In: Nordic and Baltic Journal of Information and Communications Technologies, 2019.

Research output: Contribution to journalJournal articleResearchpeer-review

TY - JOUR

T1 - A self-powered body area network node that uses thermal energy harvestning

AU - Lynggaard, Per

PY - 2019

Y1 - 2019

N2 - The extensive research and increasing maturity in wireless and miniaturization technologies have empowered the development of small wireless sensors that are organized in a network. A keystone in this development is the body area network which places a network of wireless sensors on a human body to continuously monitoring physiological parameters. These millimeter size sensors need power to process data and to transmit these. Conventionally, batteries are used; however, the low amount of energy provided by these limits the data processing capability and the wireless communication range. In addition, recharging and replacing batteries are significantly impractical. In this paper an energy harvesting system is proposed to overcome the limitations of the batteries. The energy is harvested from the body-heat generated by a human body and converted to electrical power.

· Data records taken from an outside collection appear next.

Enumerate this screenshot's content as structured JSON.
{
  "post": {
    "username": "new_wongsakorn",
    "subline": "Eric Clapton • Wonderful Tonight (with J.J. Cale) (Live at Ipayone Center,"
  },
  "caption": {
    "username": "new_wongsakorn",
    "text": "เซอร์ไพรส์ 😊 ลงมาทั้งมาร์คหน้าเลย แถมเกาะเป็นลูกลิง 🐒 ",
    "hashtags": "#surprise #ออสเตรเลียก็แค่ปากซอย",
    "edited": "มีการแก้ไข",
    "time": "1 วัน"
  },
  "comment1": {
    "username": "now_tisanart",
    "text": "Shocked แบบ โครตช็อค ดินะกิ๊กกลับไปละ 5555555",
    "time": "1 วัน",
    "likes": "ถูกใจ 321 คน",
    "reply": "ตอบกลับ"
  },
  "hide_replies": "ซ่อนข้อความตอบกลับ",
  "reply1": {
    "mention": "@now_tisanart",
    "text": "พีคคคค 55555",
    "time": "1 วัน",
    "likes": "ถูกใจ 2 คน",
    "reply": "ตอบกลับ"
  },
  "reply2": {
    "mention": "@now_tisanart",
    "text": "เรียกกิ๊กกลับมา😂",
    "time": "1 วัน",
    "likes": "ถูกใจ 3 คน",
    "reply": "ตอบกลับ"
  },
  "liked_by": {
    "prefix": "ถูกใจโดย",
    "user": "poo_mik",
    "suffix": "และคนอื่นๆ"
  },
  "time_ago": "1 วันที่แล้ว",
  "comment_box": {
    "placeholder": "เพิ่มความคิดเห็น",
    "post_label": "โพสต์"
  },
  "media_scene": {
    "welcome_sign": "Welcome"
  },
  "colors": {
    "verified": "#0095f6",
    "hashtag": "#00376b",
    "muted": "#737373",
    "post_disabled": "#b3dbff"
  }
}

A considerable part of this power is used to power a radio-transceiver to overcome the significant path loss and to provide wireless connectivity. From the simulations it have been found that the energy harvested from a small sensor is able to provide enough power to transmit a short message over a short distance.

AB - The extensive research and increasing maturity in wireless and miniaturization technologies have empowered the development of small wireless sensors that are organized in a network. A keystone in this development is the body area network which places a network of wireless sensors on a human body to continuously monitoring physiological parameters. These millimeter size sensors need power to process data and to transmit these. Conventionally, batteries are used; however, the low amount of energy provided by these limits the data processing capability and the wireless communication range. In addition, recharging and replacing batteries are significantly impractical. In this paper an energy harvesting system is proposed to overcome the limitations of the batteries. The energy is harvested from the body-heat generated by a human body and converted to electrical power. A considerable part of this power is used to power a radio-transceiver to overcome the significant path loss and to provide wireless connectivity. From the simulations it have been found that the energy harvested from a small sensor is able to provide enough power to transmit a short message over a short distance.

M3 - Tidsskriftartikel

JO - Nordic and Baltic Journal of Information and Communications Technologies

JF - Nordic and Baltic Journal of Information and Communications Technologies

SN - 1902-097X

ER -